What was: Vera Mae Pigee’s Beauty Salon was opened in 1955 and became more than a successful business. Because it was a successful business that didn’t depend on the white community, she was able to be an activist and keep her job. Her Salon was a safe space for civil rights organizing activities; it was a shelter; it was a classroom where literacy was taught to local residents, as part of an effort to increase African American voter registration; and it was a place for local food and clothing drives.

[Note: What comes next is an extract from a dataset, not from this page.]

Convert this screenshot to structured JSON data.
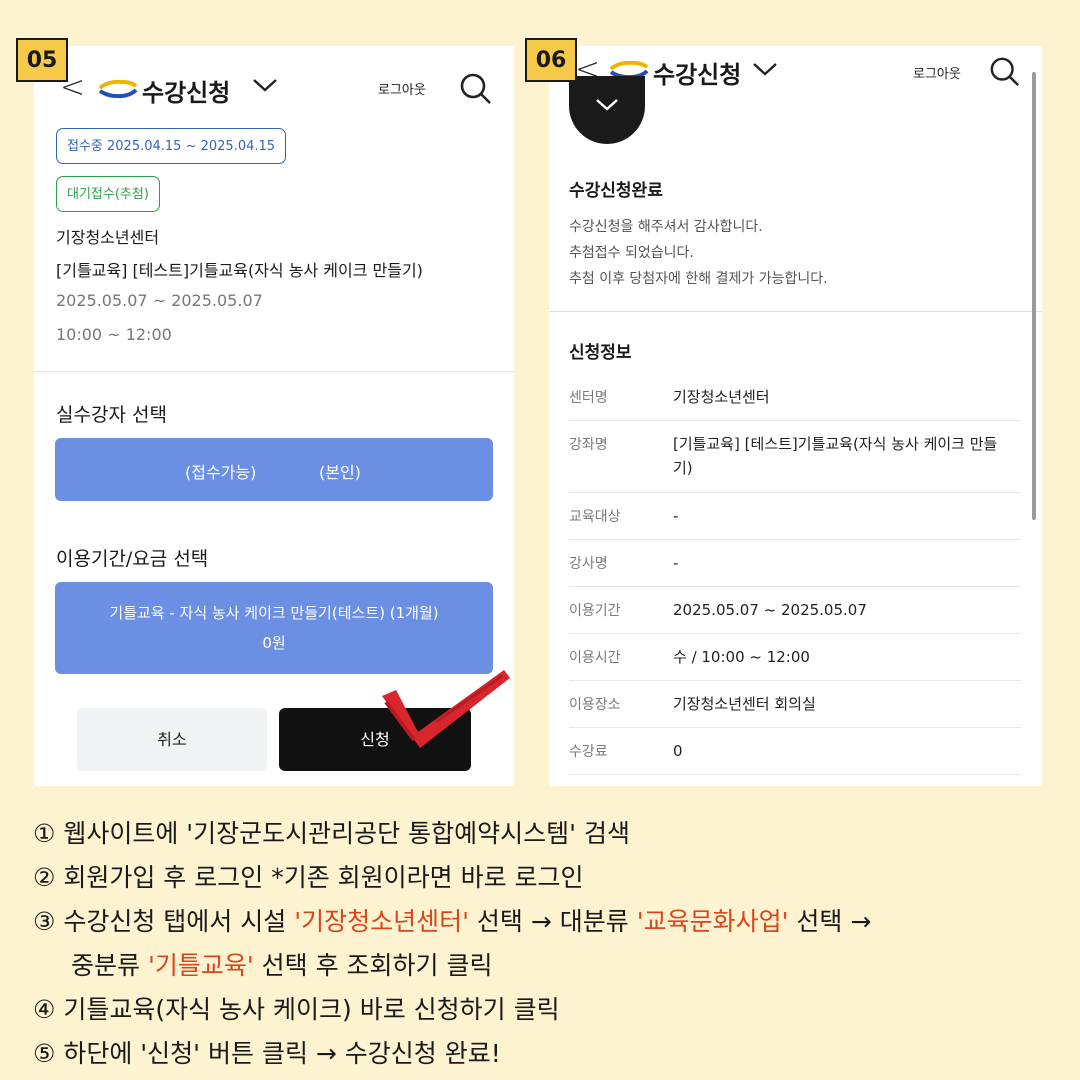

Vera Mae Pigee was a significant civil rights organizer and activist. In 1959, she helped lead a demonstration at the Illinois Central train terminal where 3 students tried to purchase train tickets from the “white” side of the counter. They were all arrested when the police arrived. In December 1961, when Pigee and her daughter entered the whites-only bus terminal waiting area, they were harassed by the Clarksdale police. They filed a complaint with the U.S. Justice Department, the Interstate Commerce Commission, and the Federal Bureau of Investigation. The incident sparked additional protests against the bus terminal and the police department. Those protests forced the Greyhound terminal to end its segregation policy on December 27, 1961. Ben C. Collins, the Clarksdale chief of police, called her “the most aggressive leader of the NAACP in Clarksdale.

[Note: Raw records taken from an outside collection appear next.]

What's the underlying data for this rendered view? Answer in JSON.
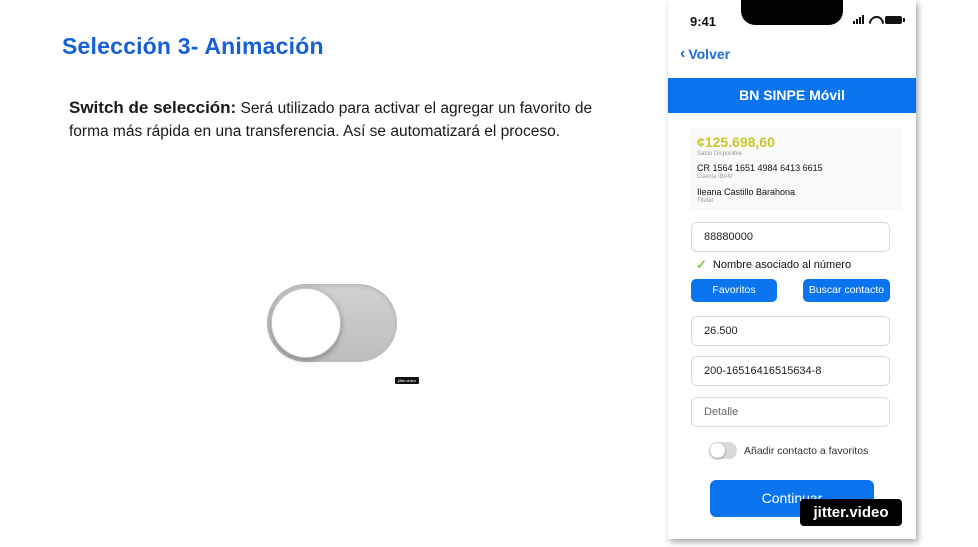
{
  "slide": {
    "title": "Selección 3- Animación",
    "desc_bold": "Switch de selección:",
    "desc_text": " Será utilizado para activar el agregar un favorito de forma más rápida en una transferencia. Así se automatizará el proceso."
  },
  "small_watermark": "jitter.video",
  "phone": {
    "time": "9:41",
    "back_label": "Volver",
    "header_title": "BN SINPE Móvil",
    "balance": "¢125.698,60",
    "balance_label": "Saldo Disponible",
    "account_number": "CR 1564 1651 4984 6413 6615",
    "account_label": "Cuenta IBAN",
    "holder_name": "Ileana Castillo Barahona",
    "holder_label": "Titular",
    "phone_field": "88880000",
    "name_check": "Nombre asociado al número",
    "favorites_button": "Favoritos",
    "search_contact_button": "Buscar contacto",
    "amount_field": "26.500",
    "reference_field": "200-16516416515634-8",
    "detail_placeholder": "Detalle",
    "add_favorite_label": "Añadir contacto a favoritos",
    "add_favorite_on": false,
    "continue_button": "Continuar"
  },
  "watermark": "jitter.video",
  "colors": {
    "title_blue": "#1560d6",
    "primary_blue": "#0a74ef",
    "balance_yellow": "#c9c62a",
    "check_green": "#8bc34a"
  }
}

In the 1970s, Vera Mae Pigee moved to Detroit, Michigan, where she studied sociology and journalism at Wayne State University. On December 14, 1985, she was awarded an honorary Doctor of Humanities from Urban Bible College of Detroit, in recognition of her work in the field of civil rights. She later became an ordained Baptist minister and continued working with the NAACP. Dr. Vera Mae Pigee passed away in Detroit on September 18, 2007, at the age of 83. Source: https://www.blackpast.org/african-american-history/people-african-american-history/vera-pigee-1924-2007/